Guests may do laundry for a fee. Please inquire at the front desk about washer availability and instructions. Laundry can take 24 hours or longer during the rainy season.
Shopping, Charity, Giving
Quetzal is the unit of Guatemalan money. You can exchange money at an ATM using a debit or credit card. Be sure to have your PIN # to make this possible.
You will see vendors everywhere who will press you to purchase something from them. Simply say “No, gracias” and walk away if not interested. You can bargain with vendors at open markets.
People are needy and there is no public welfare system for the poor and disabled so you may want to give to those on the street who are asking. Give either your change or 1-5 Quetzales.
If you are here during the rainy season (“winter”), you will want to be prepared for rain any time you are offsite. It is always a good idea to use sunscreen at any time of year.
All visitors should procure health insurance with coverage in Central America prior to their visit to SEMILLA. There are several very good hospitals and physicians in Guatemala City.
Because bodies must adapt to a different climate and diet, some travelers experience a degree of travel sickness. Following CDC precautions will help with prevention, and students are also advised to talk with their doctor about taking prescription or over-the-counter drugs with them in case of illness. Familiar over-the-counter medications are easily accessible at drug and grocery stores throughout the country.
If you become ill, please inform CASAS staff who will make certain that you receive the medical attention you need.

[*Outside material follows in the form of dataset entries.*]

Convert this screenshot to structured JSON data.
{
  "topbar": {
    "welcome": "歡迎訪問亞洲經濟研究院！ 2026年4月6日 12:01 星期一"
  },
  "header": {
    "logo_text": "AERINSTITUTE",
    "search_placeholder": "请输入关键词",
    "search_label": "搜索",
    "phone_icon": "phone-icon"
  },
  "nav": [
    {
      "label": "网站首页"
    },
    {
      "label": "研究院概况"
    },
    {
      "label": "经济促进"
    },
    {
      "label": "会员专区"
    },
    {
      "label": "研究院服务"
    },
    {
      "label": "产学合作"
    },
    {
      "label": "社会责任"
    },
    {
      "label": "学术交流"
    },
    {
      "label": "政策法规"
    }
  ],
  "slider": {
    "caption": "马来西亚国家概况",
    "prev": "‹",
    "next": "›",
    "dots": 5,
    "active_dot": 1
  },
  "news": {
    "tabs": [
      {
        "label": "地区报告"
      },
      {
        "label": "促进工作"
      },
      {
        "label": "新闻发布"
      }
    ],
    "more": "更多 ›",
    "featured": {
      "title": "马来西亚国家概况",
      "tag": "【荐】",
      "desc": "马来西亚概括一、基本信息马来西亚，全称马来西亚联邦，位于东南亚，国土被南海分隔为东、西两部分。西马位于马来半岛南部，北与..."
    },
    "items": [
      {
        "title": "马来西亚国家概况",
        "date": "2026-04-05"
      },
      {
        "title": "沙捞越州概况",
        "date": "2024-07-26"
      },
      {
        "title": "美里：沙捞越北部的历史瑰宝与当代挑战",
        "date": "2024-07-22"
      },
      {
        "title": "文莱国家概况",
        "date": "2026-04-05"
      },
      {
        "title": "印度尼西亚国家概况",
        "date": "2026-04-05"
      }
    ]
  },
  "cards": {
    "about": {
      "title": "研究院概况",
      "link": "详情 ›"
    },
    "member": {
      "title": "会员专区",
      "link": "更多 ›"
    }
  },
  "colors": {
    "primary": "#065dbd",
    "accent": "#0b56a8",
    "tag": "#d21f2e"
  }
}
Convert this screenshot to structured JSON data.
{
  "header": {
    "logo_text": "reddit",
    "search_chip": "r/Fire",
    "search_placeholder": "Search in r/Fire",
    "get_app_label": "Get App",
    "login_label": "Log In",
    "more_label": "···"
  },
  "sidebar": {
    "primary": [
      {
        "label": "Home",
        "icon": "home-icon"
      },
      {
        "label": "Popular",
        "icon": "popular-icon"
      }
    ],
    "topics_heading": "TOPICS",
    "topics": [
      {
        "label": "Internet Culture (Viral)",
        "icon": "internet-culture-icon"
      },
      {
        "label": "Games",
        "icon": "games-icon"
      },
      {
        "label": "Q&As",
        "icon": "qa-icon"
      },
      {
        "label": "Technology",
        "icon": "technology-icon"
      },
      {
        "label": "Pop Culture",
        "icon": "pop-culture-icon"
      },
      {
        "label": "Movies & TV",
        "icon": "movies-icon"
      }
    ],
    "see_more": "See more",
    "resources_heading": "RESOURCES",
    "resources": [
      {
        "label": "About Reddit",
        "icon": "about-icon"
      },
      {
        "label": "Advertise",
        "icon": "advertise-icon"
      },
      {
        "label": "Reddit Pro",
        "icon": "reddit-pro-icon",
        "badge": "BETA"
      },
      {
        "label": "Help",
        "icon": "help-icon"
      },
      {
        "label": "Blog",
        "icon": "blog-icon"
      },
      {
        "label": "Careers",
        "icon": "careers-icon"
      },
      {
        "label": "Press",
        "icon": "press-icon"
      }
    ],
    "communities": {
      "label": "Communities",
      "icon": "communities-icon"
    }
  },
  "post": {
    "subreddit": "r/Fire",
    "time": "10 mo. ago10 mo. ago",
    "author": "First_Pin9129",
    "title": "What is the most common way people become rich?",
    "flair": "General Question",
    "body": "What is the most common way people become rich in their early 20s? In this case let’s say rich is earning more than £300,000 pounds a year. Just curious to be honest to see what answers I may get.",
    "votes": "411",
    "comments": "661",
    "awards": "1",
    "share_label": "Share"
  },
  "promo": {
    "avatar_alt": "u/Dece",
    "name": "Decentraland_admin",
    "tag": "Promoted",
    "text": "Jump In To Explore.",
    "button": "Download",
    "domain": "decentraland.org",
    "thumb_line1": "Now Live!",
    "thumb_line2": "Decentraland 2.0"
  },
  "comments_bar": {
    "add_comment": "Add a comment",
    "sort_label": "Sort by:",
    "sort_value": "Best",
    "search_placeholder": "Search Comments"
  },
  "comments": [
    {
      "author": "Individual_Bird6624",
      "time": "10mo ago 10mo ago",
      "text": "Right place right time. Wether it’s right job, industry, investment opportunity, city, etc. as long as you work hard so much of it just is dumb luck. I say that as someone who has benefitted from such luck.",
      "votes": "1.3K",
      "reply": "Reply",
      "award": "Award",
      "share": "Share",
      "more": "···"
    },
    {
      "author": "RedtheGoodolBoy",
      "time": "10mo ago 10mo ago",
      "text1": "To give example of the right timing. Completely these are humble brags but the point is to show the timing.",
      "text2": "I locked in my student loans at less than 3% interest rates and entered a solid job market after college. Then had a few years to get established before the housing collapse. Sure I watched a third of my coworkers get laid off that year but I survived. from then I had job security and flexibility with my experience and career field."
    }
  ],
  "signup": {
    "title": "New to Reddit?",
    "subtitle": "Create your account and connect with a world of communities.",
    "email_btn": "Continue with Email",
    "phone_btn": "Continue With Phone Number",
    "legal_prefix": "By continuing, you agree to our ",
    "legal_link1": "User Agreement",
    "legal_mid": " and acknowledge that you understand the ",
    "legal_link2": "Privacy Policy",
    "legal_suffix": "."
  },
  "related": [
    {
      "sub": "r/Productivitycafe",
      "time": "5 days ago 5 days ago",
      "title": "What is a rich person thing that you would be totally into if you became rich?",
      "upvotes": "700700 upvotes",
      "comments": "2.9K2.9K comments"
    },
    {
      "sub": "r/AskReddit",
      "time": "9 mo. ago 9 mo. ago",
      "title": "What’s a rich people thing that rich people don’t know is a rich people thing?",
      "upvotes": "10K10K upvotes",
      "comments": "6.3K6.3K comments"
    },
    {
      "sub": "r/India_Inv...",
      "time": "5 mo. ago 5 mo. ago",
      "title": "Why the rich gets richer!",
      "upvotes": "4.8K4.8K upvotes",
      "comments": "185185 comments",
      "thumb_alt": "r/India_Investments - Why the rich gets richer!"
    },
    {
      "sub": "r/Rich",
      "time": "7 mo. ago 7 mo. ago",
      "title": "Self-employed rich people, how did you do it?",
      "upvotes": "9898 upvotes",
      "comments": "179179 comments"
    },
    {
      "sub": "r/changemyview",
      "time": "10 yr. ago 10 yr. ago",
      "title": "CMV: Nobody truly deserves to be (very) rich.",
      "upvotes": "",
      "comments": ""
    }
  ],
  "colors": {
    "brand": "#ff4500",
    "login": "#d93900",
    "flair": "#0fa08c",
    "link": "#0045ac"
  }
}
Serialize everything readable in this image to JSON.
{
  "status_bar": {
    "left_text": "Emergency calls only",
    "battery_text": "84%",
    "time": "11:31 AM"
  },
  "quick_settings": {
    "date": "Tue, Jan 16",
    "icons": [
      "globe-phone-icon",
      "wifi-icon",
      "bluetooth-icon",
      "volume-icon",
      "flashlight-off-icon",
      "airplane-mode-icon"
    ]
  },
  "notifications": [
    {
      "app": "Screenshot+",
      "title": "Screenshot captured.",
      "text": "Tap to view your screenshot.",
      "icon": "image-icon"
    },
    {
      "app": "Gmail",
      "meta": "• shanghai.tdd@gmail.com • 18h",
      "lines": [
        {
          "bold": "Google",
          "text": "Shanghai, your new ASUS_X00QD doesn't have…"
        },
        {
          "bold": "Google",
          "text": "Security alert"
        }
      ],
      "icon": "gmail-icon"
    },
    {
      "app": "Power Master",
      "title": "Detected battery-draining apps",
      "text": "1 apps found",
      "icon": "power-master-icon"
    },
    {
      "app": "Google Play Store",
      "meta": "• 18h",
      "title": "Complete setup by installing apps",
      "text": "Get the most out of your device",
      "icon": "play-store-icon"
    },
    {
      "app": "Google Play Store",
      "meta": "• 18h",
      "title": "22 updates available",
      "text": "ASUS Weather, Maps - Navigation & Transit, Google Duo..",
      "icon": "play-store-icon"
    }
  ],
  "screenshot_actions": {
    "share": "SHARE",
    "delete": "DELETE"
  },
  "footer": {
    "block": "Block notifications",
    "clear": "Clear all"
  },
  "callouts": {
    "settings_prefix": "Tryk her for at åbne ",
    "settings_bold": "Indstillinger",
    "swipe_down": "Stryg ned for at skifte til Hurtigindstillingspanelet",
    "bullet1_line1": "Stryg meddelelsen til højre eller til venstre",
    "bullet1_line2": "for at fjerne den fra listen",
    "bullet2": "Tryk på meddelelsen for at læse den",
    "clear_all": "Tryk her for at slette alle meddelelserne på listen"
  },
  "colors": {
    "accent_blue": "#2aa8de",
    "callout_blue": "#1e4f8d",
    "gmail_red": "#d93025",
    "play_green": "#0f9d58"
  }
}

Travelers should consult with their health care professionals and national health officials to determine the possible need for vaccinations. Visitors from the United States may check vaccination guidelines here: CDC guide on travel vaccinations for Guatemala.